Items listed in a dataset:
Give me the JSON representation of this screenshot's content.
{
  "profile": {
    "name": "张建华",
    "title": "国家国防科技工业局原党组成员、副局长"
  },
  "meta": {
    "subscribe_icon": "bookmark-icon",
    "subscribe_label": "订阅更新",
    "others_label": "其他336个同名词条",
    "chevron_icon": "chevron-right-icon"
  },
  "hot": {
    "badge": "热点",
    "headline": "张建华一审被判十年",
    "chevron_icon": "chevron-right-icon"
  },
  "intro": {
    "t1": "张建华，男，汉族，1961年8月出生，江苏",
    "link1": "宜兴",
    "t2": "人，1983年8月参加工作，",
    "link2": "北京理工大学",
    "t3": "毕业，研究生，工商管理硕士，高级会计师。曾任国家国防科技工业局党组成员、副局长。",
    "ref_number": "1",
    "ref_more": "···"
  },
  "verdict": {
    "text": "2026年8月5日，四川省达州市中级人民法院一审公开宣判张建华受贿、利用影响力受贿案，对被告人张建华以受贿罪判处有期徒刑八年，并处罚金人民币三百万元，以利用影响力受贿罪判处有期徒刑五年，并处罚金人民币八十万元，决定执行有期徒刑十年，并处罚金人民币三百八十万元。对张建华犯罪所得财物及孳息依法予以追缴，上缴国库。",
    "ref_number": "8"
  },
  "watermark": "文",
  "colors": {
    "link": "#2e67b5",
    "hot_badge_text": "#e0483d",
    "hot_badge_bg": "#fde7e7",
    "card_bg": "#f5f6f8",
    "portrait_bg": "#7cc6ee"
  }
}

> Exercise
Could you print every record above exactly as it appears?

> Reply to the exercise
Give me the JSON representation of this screenshot's content.
{
  "profile": {
    "name": "张建华",
    "title": "国家国防科技工业局原党组成员、副局长"
  },
  "meta": {
    "subscribe_icon": "bookmark-icon",
    "subscribe_label": "订阅更新",
    "others_label": "其他336个同名词条",
    "chevron_icon": "chevron-right-icon"
  },
  "hot": {
    "badge": "热点",
    "headline": "张建华一审被判十年",
    "chevron_icon": "chevron-right-icon"
  },
  "intro": {
    "t1": "张建华，男，汉族，1961年8月出生，江苏",
    "link1": "宜兴",
    "t2": "人，1983年8月参加工作，",
    "link2": "北京理工大学",
    "t3": "毕业，研究生，工商管理硕士，高级会计师。曾任国家国防科技工业局党组成员、副局长。",
    "ref_number": "1",
    "ref_more": "···"
  },
  "verdict": {
    "text": "2026年8月5日，四川省达州市中级人民法院一审公开宣判张建华受贿、利用影响力受贿案，对被告人张建华以受贿罪判处有期徒刑八年，并处罚金人民币三百万元，以利用影响力受贿罪判处有期徒刑五年，并处罚金人民币八十万元，决定执行有期徒刑十年，并处罚金人民币三百八十万元。对张建华犯罪所得财物及孳息依法予以追缴，上缴国库。",
    "ref_number": "8"
  },
  "watermark": "文",
  "colors": {
    "link": "#2e67b5",
    "hot_badge_text": "#e0483d",
    "hot_badge_bg": "#fde7e7",
    "card_bg": "#f5f6f8",
    "portrait_bg": "#7cc6ee"
  }
}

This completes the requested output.